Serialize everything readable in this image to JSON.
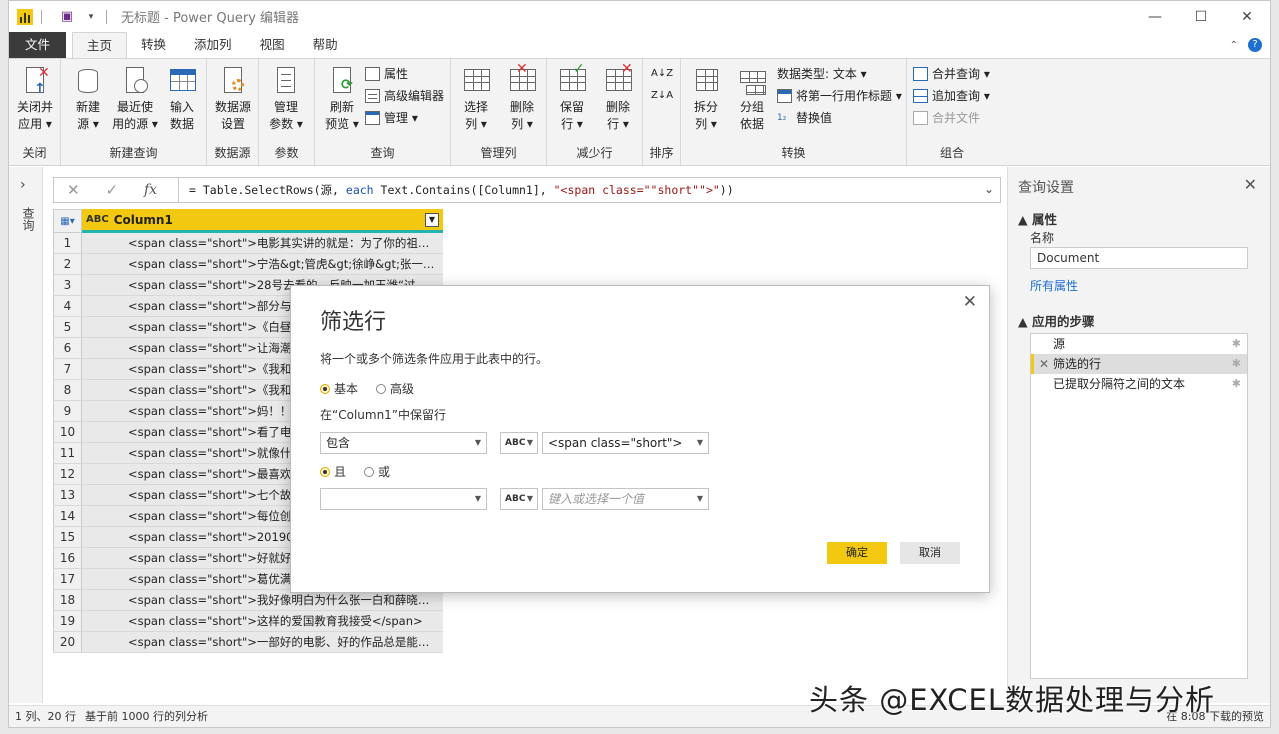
{
  "titlebar": {
    "title": "无标题 - Power Query 编辑器",
    "minimize": "—",
    "maximize": "☐",
    "close": "✕"
  },
  "tabs": [
    {
      "label": "文件"
    },
    {
      "label": "主页"
    },
    {
      "label": "转换"
    },
    {
      "label": "添加列"
    },
    {
      "label": "视图"
    },
    {
      "label": "帮助"
    }
  ],
  "ribbon": {
    "close_apply": "关闭并\n应用 ▾",
    "new_source": "新建\n源 ▾",
    "recent_sources": "最近使\n用的源 ▾",
    "enter_data": "输入\n数据",
    "ds_settings": "数据源\n设置",
    "manage_params": "管理\n参数 ▾",
    "refresh_preview": "刷新\n预览 ▾",
    "properties": "属性",
    "advanced_editor": "高级编辑器",
    "manage": "管理 ▾",
    "choose_cols": "选择\n列 ▾",
    "remove_cols": "删除\n列 ▾",
    "keep_rows": "保留\n行 ▾",
    "remove_rows": "删除\n行 ▾",
    "split_col": "拆分\n列 ▾",
    "group_by": "分组\n依据",
    "data_type": "数据类型: 文本 ▾",
    "first_row_header": "将第一行用作标题 ▾",
    "replace_values": "替换值",
    "merge_queries": "合并查询 ▾",
    "append_queries": "追加查询 ▾",
    "combine_files": "合并文件",
    "groups": {
      "close": "关闭",
      "new_query": "新建查询",
      "data_sources": "数据源",
      "parameters": "参数",
      "query": "查询",
      "manage_cols": "管理列",
      "reduce_rows": "减少行",
      "sort": "排序",
      "transform": "转换",
      "combine": "组合"
    }
  },
  "left_pane": {
    "label": "查询"
  },
  "formula": {
    "cancel": "✕",
    "commit": "✓",
    "fx": "fx",
    "p1": "= Table.SelectRows(源, ",
    "kw": "each",
    "p2": " Text.Contains([Column1], ",
    "str": "\"<span class=\"\"short\"\">\"",
    "p3": "))"
  },
  "grid": {
    "column": "Column1",
    "type_label": "ABC",
    "rows": [
      {
        "n": "1",
        "v": "<span class=\"short\">电影其实讲的就是：为了你的祖国，…"
      },
      {
        "n": "2",
        "v": "<span class=\"short\">宁浩&gt;管虎&gt;徐峥&gt;张一白&gt;…"
      },
      {
        "n": "3",
        "v": "<span class=\"short\">28号去看的，反映一加王潍“过的，五班…"
      },
      {
        "n": "4",
        "v": "<span class=\"short\">部分与部分"
      },
      {
        "n": "5",
        "v": "<span class=\"short\">《白昼流星"
      },
      {
        "n": "6",
        "v": "<span class=\"short\">让海潮伴我"
      },
      {
        "n": "7",
        "v": "<span class=\"short\">《我和我的"
      },
      {
        "n": "8",
        "v": "<span class=\"short\">《我和我的"
      },
      {
        "n": "9",
        "v": "<span class=\"short\">妈！！！！"
      },
      {
        "n": "10",
        "v": "<span class=\"short\">看了电影，"
      },
      {
        "n": "11",
        "v": "<span class=\"short\">就像什么呢"
      },
      {
        "n": "12",
        "v": "<span class=\"short\">最喜欢的是"
      },
      {
        "n": "13",
        "v": "<span class=\"short\">七个故事，"
      },
      {
        "n": "14",
        "v": "<span class=\"short\">每位创作者"
      },
      {
        "n": "15",
        "v": "<span class=\"short\">20190719想"
      },
      {
        "n": "16",
        "v": "<span class=\"short\">好就好在，"
      },
      {
        "n": "17",
        "v": "<span class=\"short\">葛优满分</"
      },
      {
        "n": "18",
        "v": "<span class=\"short\">我好像明白为什么张一白和薛晓路能…"
      },
      {
        "n": "19",
        "v": "<span class=\"short\">这样的爱国教育我接受</span>"
      },
      {
        "n": "20",
        "v": "<span class=\"short\">一部好的电影、好的作品总是能激起…"
      }
    ]
  },
  "query_settings": {
    "title": "查询设置",
    "properties_header": "▲ 属性",
    "name_label": "名称",
    "name_value": "Document",
    "all_properties": "所有属性",
    "steps_header": "▲ 应用的步骤",
    "steps": [
      {
        "label": "源"
      },
      {
        "label": "筛选的行"
      },
      {
        "label": "已提取分隔符之间的文本"
      }
    ]
  },
  "status": {
    "left": "1 列、20 行",
    "mid": "基于前 1000 行的列分析",
    "right": "在 8:08 下载的预览"
  },
  "watermark": "头条 @EXCEL数据处理与分析",
  "dialog": {
    "title": "筛选行",
    "desc": "将一个或多个筛选条件应用于此表中的行。",
    "basic": "基本",
    "advanced": "高级",
    "keep_label": "在“Column1”中保留行",
    "operator1": "包含",
    "value1": "<span class=\"short\">",
    "and": "且",
    "or": "或",
    "operator2": "",
    "value2_placeholder": "键入或选择一个值",
    "type_label": "ABC",
    "ok": "确定",
    "cancel": "取消"
  },
  "colors": {
    "accent": "#f2c811",
    "teal": "#1fb5b0",
    "link": "#1e6fd0"
  }
}
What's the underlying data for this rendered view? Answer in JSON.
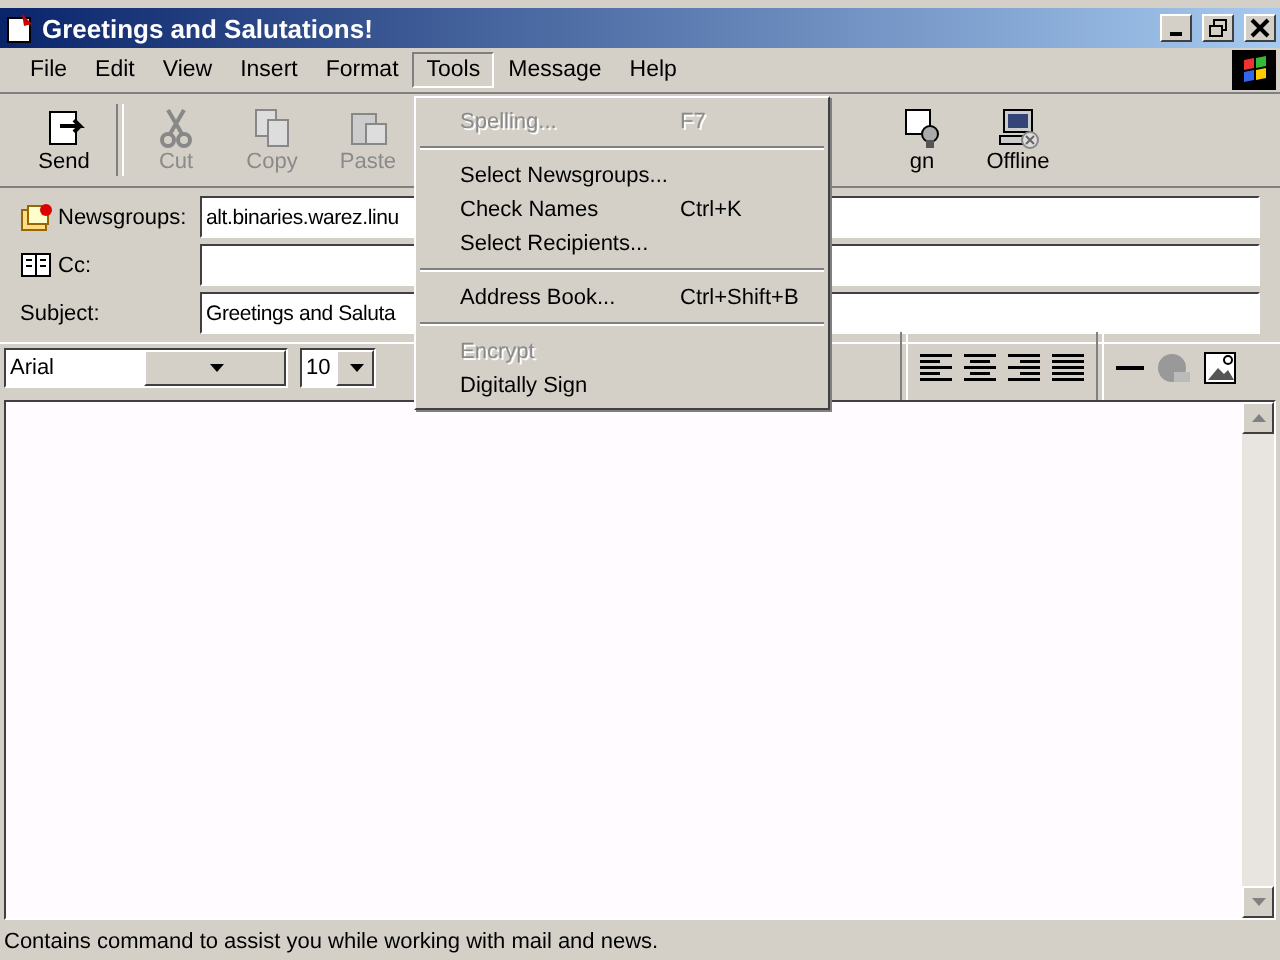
{
  "window": {
    "title": "Greetings and Salutations!"
  },
  "menu_bar": [
    {
      "label": "File",
      "selected": false
    },
    {
      "label": "Edit",
      "selected": false
    },
    {
      "label": "View",
      "selected": false
    },
    {
      "label": "Insert",
      "selected": false
    },
    {
      "label": "Format",
      "selected": false
    },
    {
      "label": "Tools",
      "selected": true
    },
    {
      "label": "Message",
      "selected": false
    },
    {
      "label": "Help",
      "selected": false
    }
  ],
  "toolbar": [
    {
      "label": "Send",
      "disabled": false
    },
    {
      "label": "Cut",
      "disabled": true
    },
    {
      "label": "Copy",
      "disabled": true
    },
    {
      "label": "Paste",
      "disabled": true
    },
    {
      "label": "gn",
      "disabled": false
    },
    {
      "label": "Offline",
      "disabled": false
    }
  ],
  "header_fields": [
    {
      "label": "Newsgroups:",
      "value": "alt.binaries.warez.linu"
    },
    {
      "label": "Cc:"
    },
    {
      "label": "Subject:",
      "value": "Greetings and Saluta"
    }
  ],
  "format_bar": {
    "font": "Arial",
    "size": "10"
  },
  "tools_menu": [
    {
      "kind": "item",
      "label": "Spelling...",
      "shortcut": "F7",
      "disabled": true
    },
    {
      "kind": "separator"
    },
    {
      "kind": "item",
      "label": "Select Newsgroups...",
      "disabled": false
    },
    {
      "kind": "item",
      "label": "Check Names",
      "shortcut": "Ctrl+K",
      "disabled": false
    },
    {
      "kind": "item",
      "label": "Select Recipients...",
      "disabled": false
    },
    {
      "kind": "separator"
    },
    {
      "kind": "item",
      "label": "Address Book...",
      "shortcut": "Ctrl+Shift+B",
      "disabled": false
    },
    {
      "kind": "separator"
    },
    {
      "kind": "item",
      "label": "Encrypt",
      "disabled": true
    },
    {
      "kind": "item",
      "label": "Digitally Sign",
      "disabled": false
    }
  ],
  "status_bar": "Contains command to assist you while working with mail and news."
}
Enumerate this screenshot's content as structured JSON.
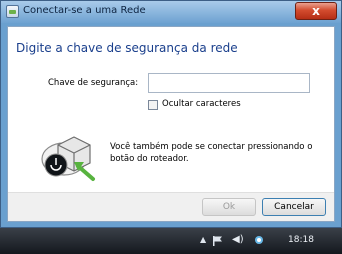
{
  "window": {
    "title": "Conectar-se a uma Rede",
    "close_label": "x"
  },
  "dialog": {
    "heading": "Digite a chave de segurança da rede",
    "key_label": "Chave de segurança:",
    "key_value": "",
    "hide_chars_label": "Ocultar caracteres",
    "router_text": "Você também pode se conectar pressionando o botão do roteador."
  },
  "buttons": {
    "ok_label": "Ok",
    "cancel_label": "Cancelar"
  },
  "taskbar": {
    "clock": "18:18",
    "tray_arrow": "▲",
    "speaker_glyph": "◀)"
  },
  "icons": [
    "app-icon",
    "close-icon",
    "router-icon",
    "show-hidden-icons",
    "action-center-flag-icon",
    "speaker-icon",
    "network-icon"
  ]
}
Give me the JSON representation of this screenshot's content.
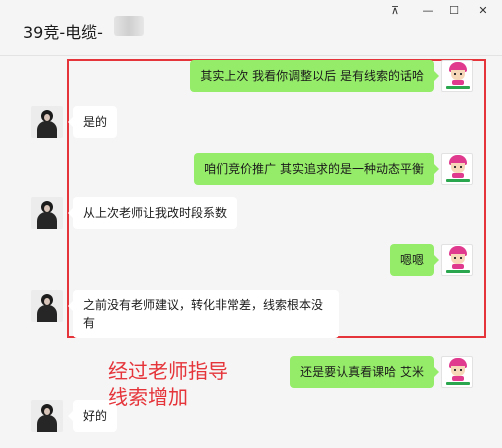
{
  "window": {
    "title": "39竞-电缆-",
    "controls": {
      "pin": "⊼",
      "minimize": "—",
      "maximize": "☐",
      "close": "✕"
    }
  },
  "messages": [
    {
      "from": "me",
      "text": "其实上次 我看你调整以后 是有线索的话哈"
    },
    {
      "from": "teacher",
      "text": "是的"
    },
    {
      "from": "me",
      "text": "咱们竞价推广  其实追求的是一种动态平衡"
    },
    {
      "from": "teacher",
      "text": "从上次老师让我改时段系数"
    },
    {
      "from": "me",
      "text": "嗯嗯"
    },
    {
      "from": "teacher",
      "text": "之前没有老师建议，转化非常差，线索根本没有"
    },
    {
      "from": "me",
      "text": "还是要认真看课哈  艾米"
    },
    {
      "from": "teacher",
      "text": "好的"
    }
  ],
  "annotation": {
    "line1": "经过老师指导",
    "line2": "线索增加",
    "color": "#e5343a"
  },
  "colors": {
    "bubble_me": "#95ec69",
    "bubble_other": "#ffffff",
    "highlight_border": "#e5343a"
  }
}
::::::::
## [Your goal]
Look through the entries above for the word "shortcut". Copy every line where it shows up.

## [Answer to the exercise]
      "shortcut": "F7",
      "shortcut": "Ctrl+K",
      "shortcut": "Ctrl+Shift+B",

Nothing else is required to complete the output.